Improving Hospital Inpatient Management of Opioid Use Disorders


Why is the Foundation focusing on this work?

Impact of opioid use in New Hampshire

New Hampshire has been devastated by the opioid crisis in the United States. Between the years of 2002 and 2014, SAMHSA documented an average of 52,000 people per year reporting misuse of opioids (1). New Hampshire also ranked fourth in the nation for opioid related deaths according to 2017 data from The National Institute on Drug Abuse (2).

The effects of opioid use in New Hampshire (NH) are only beginning to be addressed by advances in access to care. A critical need still exists in engaging patients with an Opioid Use Disorder (OUD) in the hospital inpatient setting. According to a 2014 study appearing in JAMA, 8 to 29% of hospitalized patients have a non-alcohol substance use disorder (3).  This same study indicated a 183% increase from 2004-2011, with only 64% of cases detected by treatment teams.

These statistics, combined with the incidence of opioid related fatalities, speak to the dire need for hospitals to respond with an improved quality of care that does a better job of not only identifying patients with OUD, but provides access to treatment and/or harm reduction strategies.

A survey conducted by the Foundation for Healthy Communities in August 2019 revealed that only 9 of the 26 acute care hospitals in the state are currently providing OUD medications for addiction treatment (MAT) in the inpatient setting (4). Anecdotal reports from hospitals in NH suggest that OUD affected patients in inpatient settings are more likely to leave the hospital against medical advice (AMA). This hypothesis is supported by published findings in December 2015 that cite that 25-30% of hospitalized patients with OUD leave AMA (5). Anecdotal reports from hospitals also indicate other gaps or lapses in care for inpatients with OUD. Examples include patients with OUD who are inappropriately receiving pain medications, experience disruptions in their previously established MAT care, or who’ve derailed their own care for the reason they were admitted because their OUD issues went unmanaged.  


Including the Voice of People with Lived Experience

Not only will this project seek to address existing gaps in addiction treatment in New Hampshire for hospital inpatient populations, but it will also serve a critical need including people living with or who are in recovery from a substance use disorder in the design, implementation and evaluation of treatment programs, processes and other services.  Including those with lived experience improves care delivery and builds trust and collaboration between healthcare professionals and patients and families. 


Addressing stigma as a barrier to care

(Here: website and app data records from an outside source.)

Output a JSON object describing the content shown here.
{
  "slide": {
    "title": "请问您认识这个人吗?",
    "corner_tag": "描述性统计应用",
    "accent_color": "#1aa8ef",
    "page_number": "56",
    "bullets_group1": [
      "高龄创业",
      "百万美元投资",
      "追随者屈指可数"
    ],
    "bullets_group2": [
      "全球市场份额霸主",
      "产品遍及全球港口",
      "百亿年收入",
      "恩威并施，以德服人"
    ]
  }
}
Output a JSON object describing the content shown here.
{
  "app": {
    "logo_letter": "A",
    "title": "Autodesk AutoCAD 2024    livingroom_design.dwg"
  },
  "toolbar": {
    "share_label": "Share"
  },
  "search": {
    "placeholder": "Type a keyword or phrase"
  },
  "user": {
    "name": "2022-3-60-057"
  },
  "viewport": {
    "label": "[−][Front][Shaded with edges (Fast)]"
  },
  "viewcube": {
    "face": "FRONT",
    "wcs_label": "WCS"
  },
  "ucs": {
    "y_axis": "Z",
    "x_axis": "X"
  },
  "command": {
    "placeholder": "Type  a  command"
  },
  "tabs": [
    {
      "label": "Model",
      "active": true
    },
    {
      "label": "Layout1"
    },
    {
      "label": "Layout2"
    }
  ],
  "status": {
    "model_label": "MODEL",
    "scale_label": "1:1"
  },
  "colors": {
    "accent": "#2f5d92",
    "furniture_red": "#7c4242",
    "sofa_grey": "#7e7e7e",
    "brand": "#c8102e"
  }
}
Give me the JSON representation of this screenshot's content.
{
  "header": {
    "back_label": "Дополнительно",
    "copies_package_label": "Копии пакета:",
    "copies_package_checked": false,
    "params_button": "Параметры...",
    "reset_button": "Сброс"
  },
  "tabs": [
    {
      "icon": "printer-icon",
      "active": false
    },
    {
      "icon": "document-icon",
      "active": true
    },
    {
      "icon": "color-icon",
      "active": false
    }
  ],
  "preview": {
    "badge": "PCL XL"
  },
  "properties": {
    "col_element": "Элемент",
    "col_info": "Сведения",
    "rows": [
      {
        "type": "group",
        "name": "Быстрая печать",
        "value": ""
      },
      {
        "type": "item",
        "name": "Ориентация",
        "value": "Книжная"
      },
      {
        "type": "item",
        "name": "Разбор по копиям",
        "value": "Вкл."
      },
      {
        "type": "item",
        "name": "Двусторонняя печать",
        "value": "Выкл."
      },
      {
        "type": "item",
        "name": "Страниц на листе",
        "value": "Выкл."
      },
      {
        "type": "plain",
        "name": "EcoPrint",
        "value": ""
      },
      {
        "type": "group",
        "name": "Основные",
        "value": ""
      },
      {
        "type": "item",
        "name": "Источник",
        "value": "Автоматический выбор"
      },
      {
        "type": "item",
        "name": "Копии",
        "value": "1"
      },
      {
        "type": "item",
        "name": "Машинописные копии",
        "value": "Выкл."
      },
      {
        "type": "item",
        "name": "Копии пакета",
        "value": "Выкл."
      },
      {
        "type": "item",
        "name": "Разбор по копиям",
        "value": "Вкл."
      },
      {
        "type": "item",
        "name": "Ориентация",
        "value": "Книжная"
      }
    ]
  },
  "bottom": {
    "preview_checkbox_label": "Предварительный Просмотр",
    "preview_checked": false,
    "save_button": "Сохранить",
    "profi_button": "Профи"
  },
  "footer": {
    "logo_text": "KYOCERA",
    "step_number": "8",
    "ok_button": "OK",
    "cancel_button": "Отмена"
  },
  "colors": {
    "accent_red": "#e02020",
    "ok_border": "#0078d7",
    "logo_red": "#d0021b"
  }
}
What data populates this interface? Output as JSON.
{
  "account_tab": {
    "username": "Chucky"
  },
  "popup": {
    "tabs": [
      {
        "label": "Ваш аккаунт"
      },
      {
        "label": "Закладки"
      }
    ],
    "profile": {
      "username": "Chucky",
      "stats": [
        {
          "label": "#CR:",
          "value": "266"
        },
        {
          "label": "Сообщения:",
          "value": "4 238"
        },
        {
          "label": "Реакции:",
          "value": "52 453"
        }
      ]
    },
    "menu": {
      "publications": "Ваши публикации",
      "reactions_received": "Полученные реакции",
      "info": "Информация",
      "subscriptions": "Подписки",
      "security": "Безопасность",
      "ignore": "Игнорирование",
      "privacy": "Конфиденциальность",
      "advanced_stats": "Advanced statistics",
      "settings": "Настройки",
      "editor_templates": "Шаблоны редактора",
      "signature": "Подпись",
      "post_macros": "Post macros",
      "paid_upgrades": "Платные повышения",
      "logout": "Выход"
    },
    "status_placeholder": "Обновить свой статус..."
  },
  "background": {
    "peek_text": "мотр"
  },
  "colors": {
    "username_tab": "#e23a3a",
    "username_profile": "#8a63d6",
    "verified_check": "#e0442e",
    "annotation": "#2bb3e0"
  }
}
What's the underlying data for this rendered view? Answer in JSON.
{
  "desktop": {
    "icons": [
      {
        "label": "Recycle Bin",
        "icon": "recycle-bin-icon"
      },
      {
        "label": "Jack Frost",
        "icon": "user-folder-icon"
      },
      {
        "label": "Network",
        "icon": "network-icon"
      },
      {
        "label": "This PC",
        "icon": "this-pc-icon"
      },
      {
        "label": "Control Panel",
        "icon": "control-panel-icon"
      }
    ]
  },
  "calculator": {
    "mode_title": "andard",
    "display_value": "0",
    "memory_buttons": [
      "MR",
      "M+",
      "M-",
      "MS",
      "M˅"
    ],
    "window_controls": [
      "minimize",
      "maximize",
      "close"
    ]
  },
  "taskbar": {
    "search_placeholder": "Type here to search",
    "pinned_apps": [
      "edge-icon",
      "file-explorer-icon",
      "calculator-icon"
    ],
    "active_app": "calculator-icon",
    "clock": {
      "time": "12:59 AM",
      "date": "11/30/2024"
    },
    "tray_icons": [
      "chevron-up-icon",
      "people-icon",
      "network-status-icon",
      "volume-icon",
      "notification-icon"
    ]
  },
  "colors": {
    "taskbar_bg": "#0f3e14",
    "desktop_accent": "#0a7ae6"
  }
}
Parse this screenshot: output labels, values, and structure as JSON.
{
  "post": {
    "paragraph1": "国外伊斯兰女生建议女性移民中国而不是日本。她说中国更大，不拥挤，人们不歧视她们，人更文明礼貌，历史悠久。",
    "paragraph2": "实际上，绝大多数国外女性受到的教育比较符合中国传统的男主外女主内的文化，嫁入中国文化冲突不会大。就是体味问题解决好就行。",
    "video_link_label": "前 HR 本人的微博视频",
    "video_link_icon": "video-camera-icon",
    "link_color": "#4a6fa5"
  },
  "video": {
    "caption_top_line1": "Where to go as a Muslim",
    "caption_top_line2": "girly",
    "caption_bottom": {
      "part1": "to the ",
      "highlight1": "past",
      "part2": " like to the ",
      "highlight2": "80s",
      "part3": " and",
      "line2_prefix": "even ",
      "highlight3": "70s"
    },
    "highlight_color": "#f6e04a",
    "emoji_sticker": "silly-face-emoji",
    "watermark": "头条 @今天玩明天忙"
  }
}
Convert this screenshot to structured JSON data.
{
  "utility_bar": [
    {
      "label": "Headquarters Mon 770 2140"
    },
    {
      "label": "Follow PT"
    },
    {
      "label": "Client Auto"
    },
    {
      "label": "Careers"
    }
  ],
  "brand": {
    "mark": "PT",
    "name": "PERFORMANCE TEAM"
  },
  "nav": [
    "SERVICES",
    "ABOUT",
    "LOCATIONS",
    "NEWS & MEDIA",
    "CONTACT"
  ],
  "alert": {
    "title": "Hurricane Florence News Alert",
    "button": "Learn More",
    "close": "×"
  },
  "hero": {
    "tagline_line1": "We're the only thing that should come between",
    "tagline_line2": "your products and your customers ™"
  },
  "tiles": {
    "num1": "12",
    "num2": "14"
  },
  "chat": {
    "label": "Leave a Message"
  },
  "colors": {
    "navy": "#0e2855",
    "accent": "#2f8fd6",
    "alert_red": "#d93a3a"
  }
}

Despite the broad reach of Opioid Use Disorders within New Hampshire’s communities, stigmatization and social isolation remain significant barriers to care for those needing treatment. This breach affects both providers and patients in harmful ways. For providers, bias and misinformation still prevail in many locations in terms of understanding Opioid Use Disorders as a chronic disease of the brain. Provider limited personal understanding, skill sets, and institutional support to effectively engage and treat those with Opioid Use Disorders has the potential to lead to inadequate care delivery and poor patient outcomes as well as provider burnout.  From the patient and family perspective, bias and internalized stigma of those with OUD can lead to negative treatment experiences and a reluctance to seek treatment in the first place. Fear of mistreatment, according to a 2015 review published in AJPH, was one of the leading factors contributing to patients with an OUD curtailing inpatient care and leaving AMA (6).

This project seeks to combat these challenges through provider education and training as well as through developing patient-informed care and engagement strategies. Effective provider education will reduce bias, increase understanding of OUD as a chronic disease of the brain. Effective education will also combat compassion fatigue by better equipping providers with knowledge and skills of clinical treatment strategies and enlarging goals of care to include harm reduction.  Engaging patients and families in designing and evaluating clinical and behavioral treatment strategies will more effectively include an often disregarded and marginalized population. In engaging patients and families as partners of healthcare organizations this project will provide a model for future patient and family engagement and facilitate shift in attitudes towards this patient population.